During the 2016 campaign, then presidential candidate Donald Trump thundered against the “rip off” prices of prescription drugs. Why not? Demonizing an unpopular industry always makes a good sound bite.
However, during his first year in office, President Trump did little about drug prices except occasionally bash pharma or its leaders.
Finally, we’re getting particulars. Trump’s proposals appear to be a hodgepodge, ranging from old Democrat ideas such as allowing Medicare to negotiate directly with manufacturers to requiring drug ads to disclose prescription prices.
Another idea is to move high-priced drugs from Medicare Part B to Part D, making many truly unaffordable.
It’s hard to say if these are Trump’s ideas or just the unedited products of a White House brainstorming session.
So if we’re just brainstorming, why not open the table to other ideas? Here’s one. Let’s keep encouraging the FDA to simplify drug approval and reduce the backbreaking costs of developing new agents.
If administration officials think patients will be stunned by seeing drug prices in ads, how do they think pharma CEOs deal with the enormous costs of developing these drugs? The typical price tag for bringing a new drug to market is about $2 billion, Matthew Herper wrote in a Forbes article last year.
It’s become expensive to develop drugs — especially those for specific mutations and tiny patient populations.
But instead of recognizing and helping the industry adapt, the government is making innovation more costly.
Consider the 2017 tax overhaul, which sliced in half a manufacturer’s tax credits associated with developing an orphan drug. The rationale was pharma manufacturers were gaming the system by seeking orphan drug indications and then marketing products for more common diseases.
Apparently, it’s wrong to make drugs that are useful to too many people. It seems they don’t understand that often, the first step toward developing a drug that benefits a majority is finding one that helps an underserved minority.
Yet it’s not just the government that opposes streamlining drug development.
The New York Times recently marshaled its editorial board to sound a warning suggesting accelerating drug development into the 21st century could send the industry back to the days of patent medicine.
They argued the FDA should require stricter standards for approval. Go back to the standard of two large, well-controlled trials. Forget objective responses or biomarkers as study endpoints.
And that wasn’t all. The Times also suggested federal officials use “cost benefit analysis to set a drug’s list price.”
Great.

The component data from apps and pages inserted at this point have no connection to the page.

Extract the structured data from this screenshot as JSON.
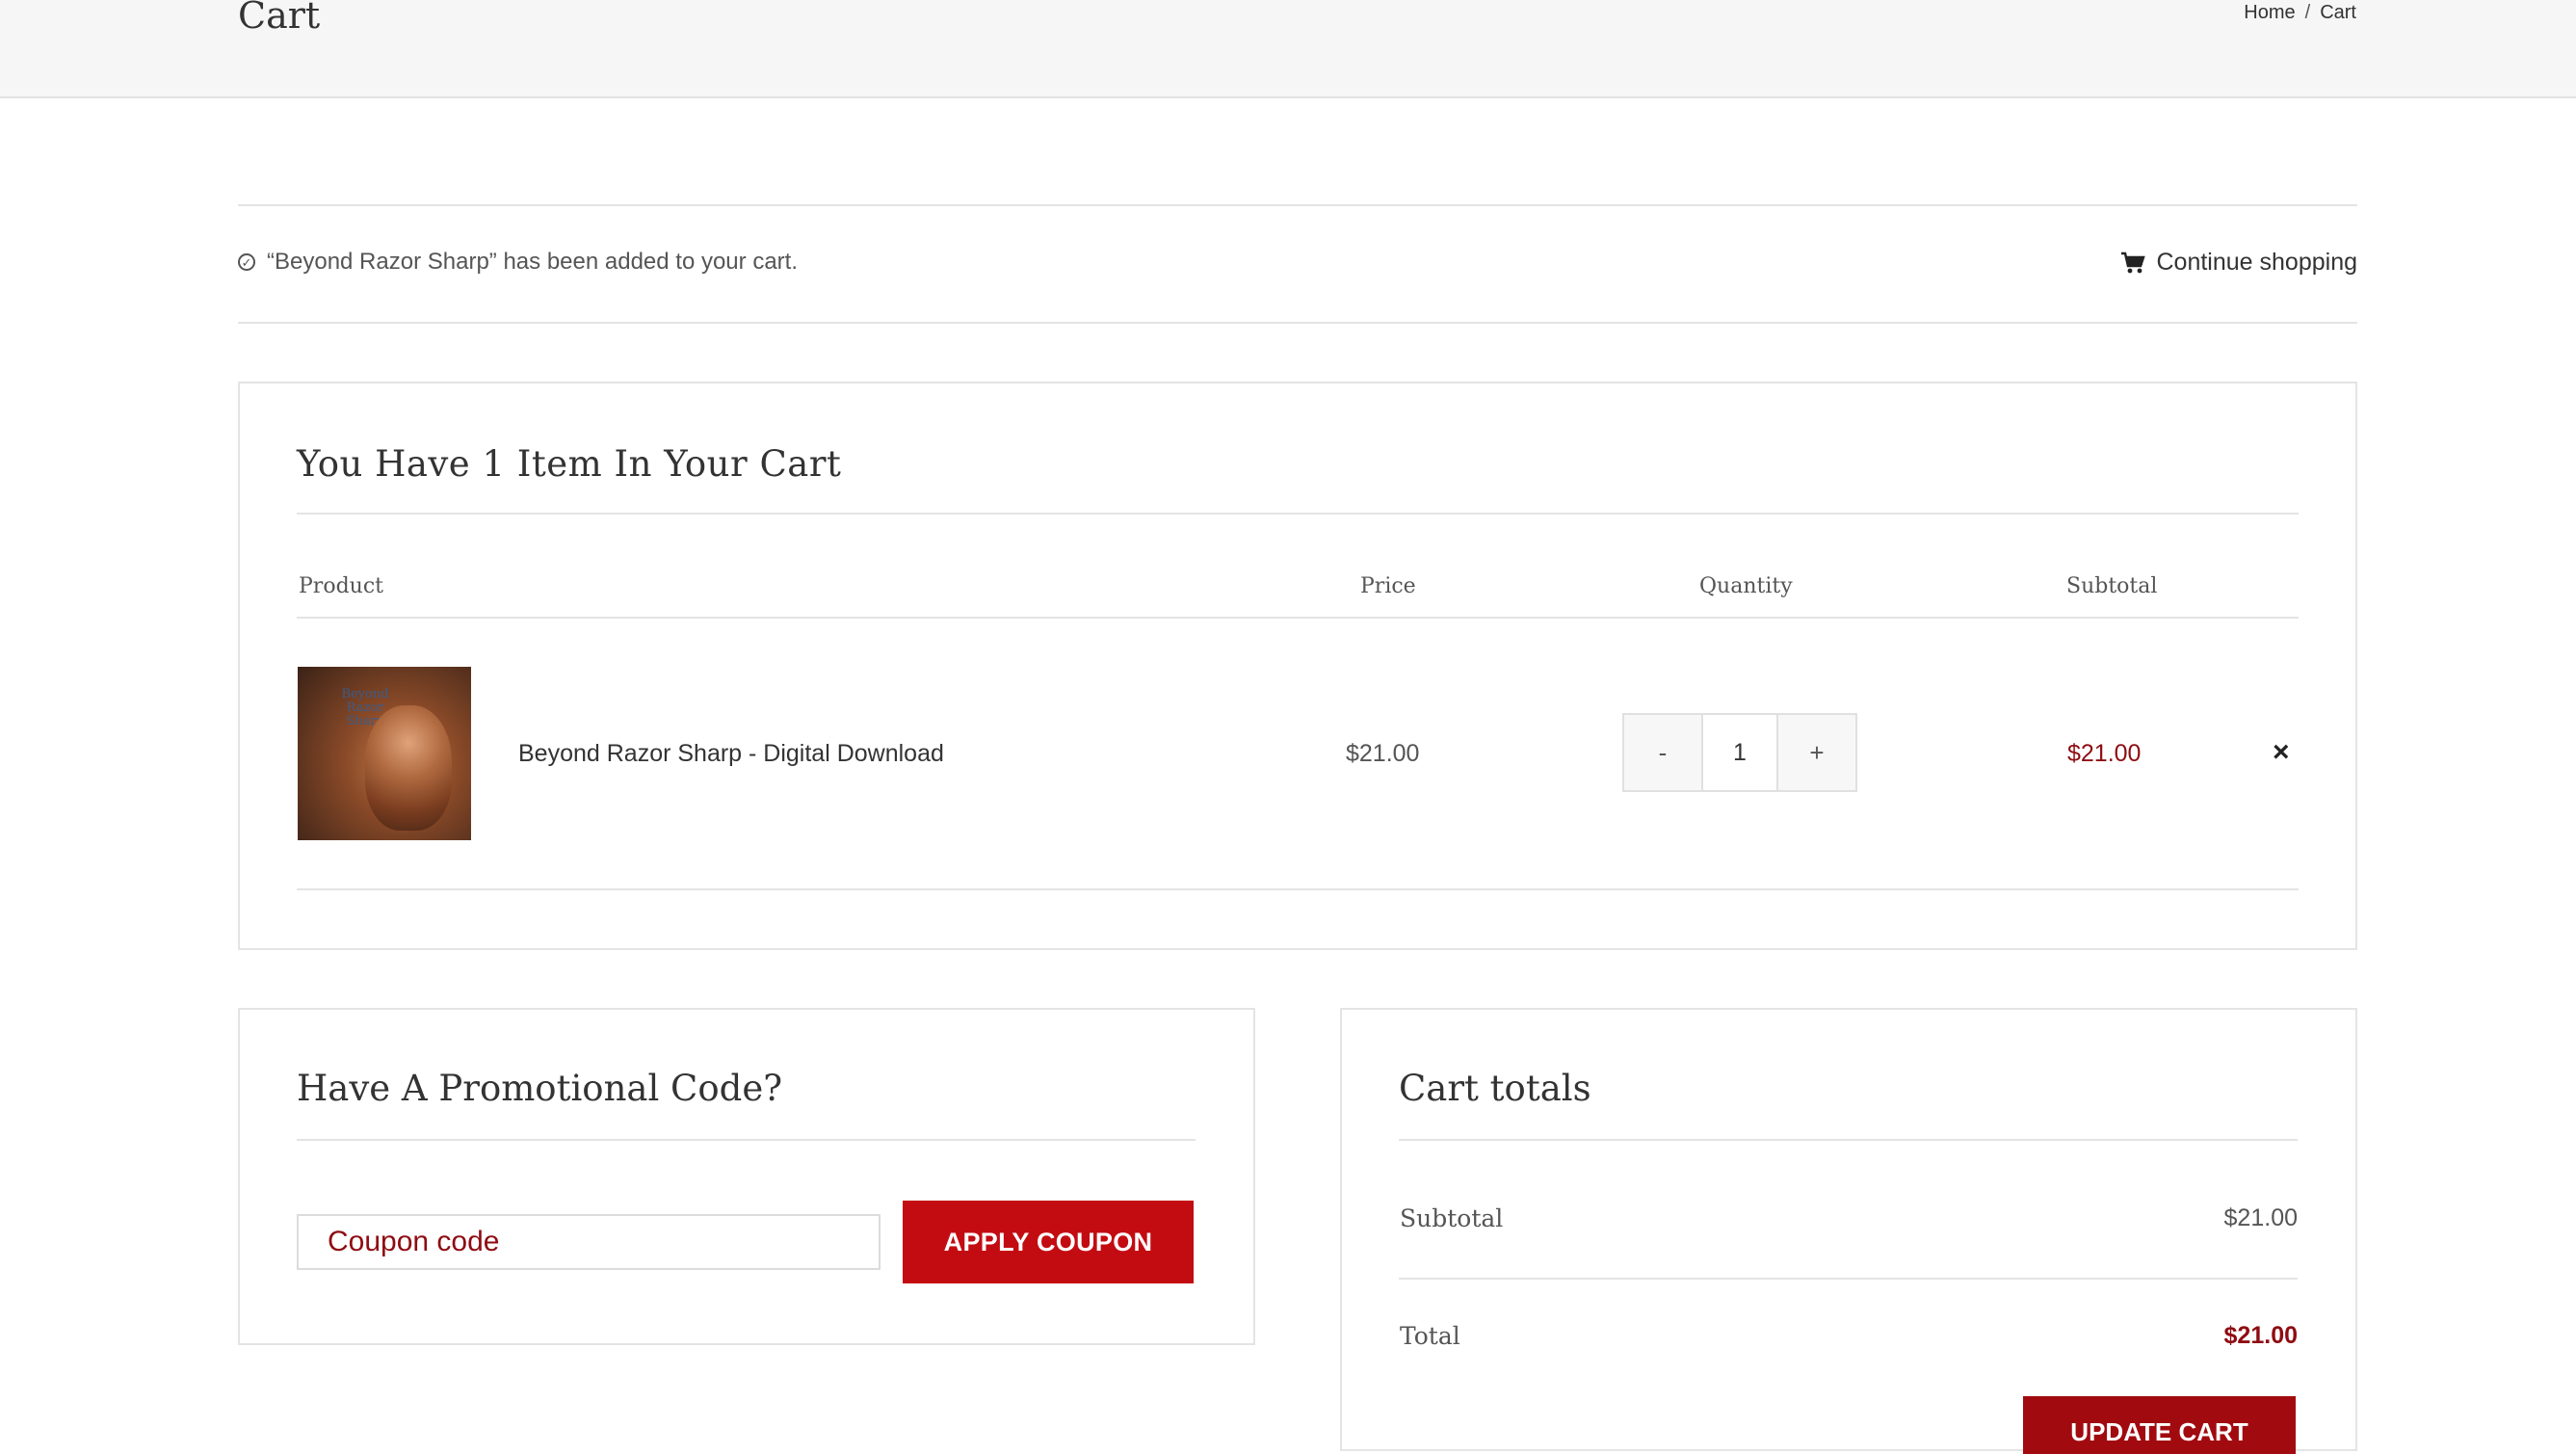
{
  "header": {
    "title": "Cart",
    "breadcrumb": {
      "home": "Home",
      "separator": "/",
      "current": "Cart"
    }
  },
  "notice": {
    "message": "“Beyond Razor Sharp” has been added to your cart.",
    "continue_label": "Continue shopping"
  },
  "cart": {
    "heading": "You Have 1 Item In Your Cart",
    "columns": {
      "product": "Product",
      "price": "Price",
      "quantity": "Quantity",
      "subtotal": "Subtotal"
    },
    "items": [
      {
        "thumbnail_title": "Beyond Razor Sharp",
        "name": "Beyond Razor Sharp - Digital Download",
        "price": "$21.00",
        "quantity": "1",
        "minus": "-",
        "plus": "+",
        "subtotal": "$21.00",
        "remove": "×"
      }
    ]
  },
  "coupon": {
    "heading": "Have A Promotional Code?",
    "placeholder": "Coupon code",
    "button_label": "APPLY COUPON"
  },
  "totals": {
    "heading": "Cart totals",
    "subtotal_label": "Subtotal",
    "subtotal_value": "$21.00",
    "total_label": "Total",
    "total_value": "$21.00",
    "update_label": "UPDATE CART"
  },
  "colors": {
    "accent": "#c30c12",
    "price_red": "#8e0c12",
    "border": "#e4e4e4"
  }
}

Our critics want to tell us how to test the drugs, how to market them, and even how much to charge.
What they don’t tell us is how to discover them.
I’d like to ask our critics if they have any ideas for stopping Alzheimer’s. The companies that have tried to halt this scourge have invested — and lost — billions of dollars, with very little to show for it.

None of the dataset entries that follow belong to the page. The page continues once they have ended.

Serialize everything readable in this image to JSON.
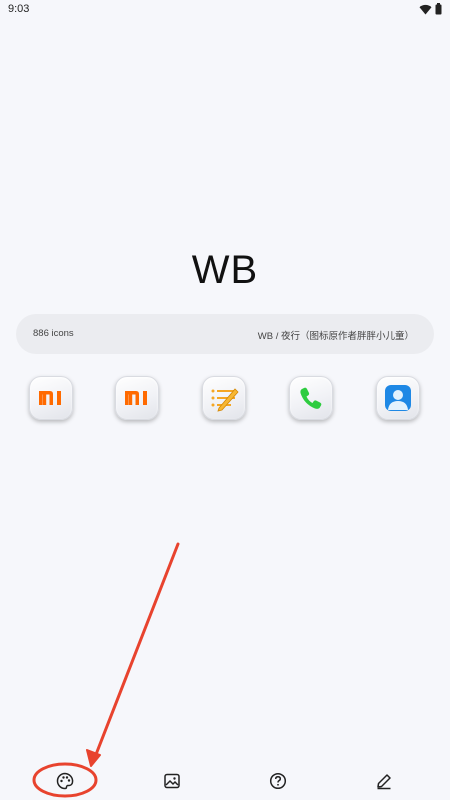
{
  "status_bar": {
    "time": "9:03",
    "icons": [
      "wifi-icon",
      "battery-icon"
    ]
  },
  "pack": {
    "title": "WB",
    "icon_count": "886 icons",
    "author": "WB / 夜行（图标原作者胖胖小儿童）"
  },
  "preview_icons": [
    {
      "name": "mi-icon",
      "color": "#ff6a00"
    },
    {
      "name": "mi-icon",
      "color": "#ff6a00"
    },
    {
      "name": "notes-icon",
      "color": "#f5a623"
    },
    {
      "name": "phone-icon",
      "color": "#2ecc40"
    },
    {
      "name": "contacts-icon",
      "color": "#1e88e5"
    }
  ],
  "bottom_nav": [
    {
      "name": "palette-icon",
      "selected": true
    },
    {
      "name": "image-icon",
      "selected": false
    },
    {
      "name": "help-icon",
      "selected": false
    },
    {
      "name": "edit-icon",
      "selected": false
    }
  ],
  "annotation": {
    "color": "#e8432e"
  }
}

But someday the inevitable will happen, and the wall will begin to crack, like it did with HIV and hepatitis C.
Once again, I supposed we’ll hear wails about the high cost of this new generation of drugs.

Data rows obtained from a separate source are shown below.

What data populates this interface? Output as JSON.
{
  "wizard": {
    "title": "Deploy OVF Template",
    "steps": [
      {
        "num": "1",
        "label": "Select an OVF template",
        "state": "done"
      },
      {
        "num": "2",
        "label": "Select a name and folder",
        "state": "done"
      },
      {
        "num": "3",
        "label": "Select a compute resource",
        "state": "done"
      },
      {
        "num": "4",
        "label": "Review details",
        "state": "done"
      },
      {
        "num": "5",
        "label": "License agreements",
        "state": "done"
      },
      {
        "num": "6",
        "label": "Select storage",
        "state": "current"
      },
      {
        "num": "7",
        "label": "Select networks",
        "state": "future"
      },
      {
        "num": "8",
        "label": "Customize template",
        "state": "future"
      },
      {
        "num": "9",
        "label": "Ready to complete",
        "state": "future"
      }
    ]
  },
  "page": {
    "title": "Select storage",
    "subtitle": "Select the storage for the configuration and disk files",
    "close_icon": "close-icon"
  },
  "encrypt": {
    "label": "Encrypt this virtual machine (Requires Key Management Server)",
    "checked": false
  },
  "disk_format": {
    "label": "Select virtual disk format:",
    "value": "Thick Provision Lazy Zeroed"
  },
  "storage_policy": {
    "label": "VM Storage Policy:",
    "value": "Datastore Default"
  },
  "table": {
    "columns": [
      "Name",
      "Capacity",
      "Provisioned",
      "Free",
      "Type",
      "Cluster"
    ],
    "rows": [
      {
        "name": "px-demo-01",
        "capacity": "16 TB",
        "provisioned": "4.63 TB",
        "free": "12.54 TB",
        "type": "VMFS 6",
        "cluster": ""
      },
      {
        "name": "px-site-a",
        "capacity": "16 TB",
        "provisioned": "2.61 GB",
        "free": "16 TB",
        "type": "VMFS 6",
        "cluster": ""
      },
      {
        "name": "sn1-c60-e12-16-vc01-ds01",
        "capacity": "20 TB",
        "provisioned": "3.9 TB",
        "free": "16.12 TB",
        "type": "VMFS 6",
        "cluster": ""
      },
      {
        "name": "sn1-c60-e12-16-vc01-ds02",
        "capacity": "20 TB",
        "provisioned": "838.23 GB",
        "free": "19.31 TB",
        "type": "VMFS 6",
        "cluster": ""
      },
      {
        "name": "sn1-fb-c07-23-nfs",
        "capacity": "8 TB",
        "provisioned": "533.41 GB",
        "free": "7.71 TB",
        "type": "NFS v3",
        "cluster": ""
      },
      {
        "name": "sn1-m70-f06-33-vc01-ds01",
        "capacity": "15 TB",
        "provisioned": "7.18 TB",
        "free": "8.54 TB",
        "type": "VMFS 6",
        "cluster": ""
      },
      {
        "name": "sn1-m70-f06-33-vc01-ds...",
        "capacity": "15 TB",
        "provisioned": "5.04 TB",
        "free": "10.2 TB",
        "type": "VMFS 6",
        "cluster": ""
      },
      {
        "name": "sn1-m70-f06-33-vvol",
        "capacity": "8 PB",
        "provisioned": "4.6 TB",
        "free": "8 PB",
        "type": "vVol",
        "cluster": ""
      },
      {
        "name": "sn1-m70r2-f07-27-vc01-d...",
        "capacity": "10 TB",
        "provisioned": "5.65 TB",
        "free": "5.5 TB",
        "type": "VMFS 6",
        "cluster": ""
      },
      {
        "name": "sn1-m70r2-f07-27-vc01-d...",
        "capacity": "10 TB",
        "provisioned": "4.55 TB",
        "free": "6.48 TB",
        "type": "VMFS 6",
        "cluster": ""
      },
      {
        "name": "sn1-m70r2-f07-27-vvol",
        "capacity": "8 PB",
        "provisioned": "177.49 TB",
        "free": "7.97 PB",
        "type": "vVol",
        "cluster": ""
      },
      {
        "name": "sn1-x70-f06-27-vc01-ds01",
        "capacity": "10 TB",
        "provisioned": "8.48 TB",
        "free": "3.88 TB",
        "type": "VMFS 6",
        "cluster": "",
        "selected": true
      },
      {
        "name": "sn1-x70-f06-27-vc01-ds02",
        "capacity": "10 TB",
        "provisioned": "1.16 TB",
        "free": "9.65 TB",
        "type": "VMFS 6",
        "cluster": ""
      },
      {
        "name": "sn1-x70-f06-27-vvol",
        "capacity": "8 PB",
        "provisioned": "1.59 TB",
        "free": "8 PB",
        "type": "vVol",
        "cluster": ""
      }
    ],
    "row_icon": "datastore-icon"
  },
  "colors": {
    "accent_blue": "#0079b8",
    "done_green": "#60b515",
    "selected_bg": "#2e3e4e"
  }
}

Wouldn’t it be nice if we didn’t have to go through the same damn nonsense one breakthrough after another?
Sander Flaum is a principal at Flaum Navigators.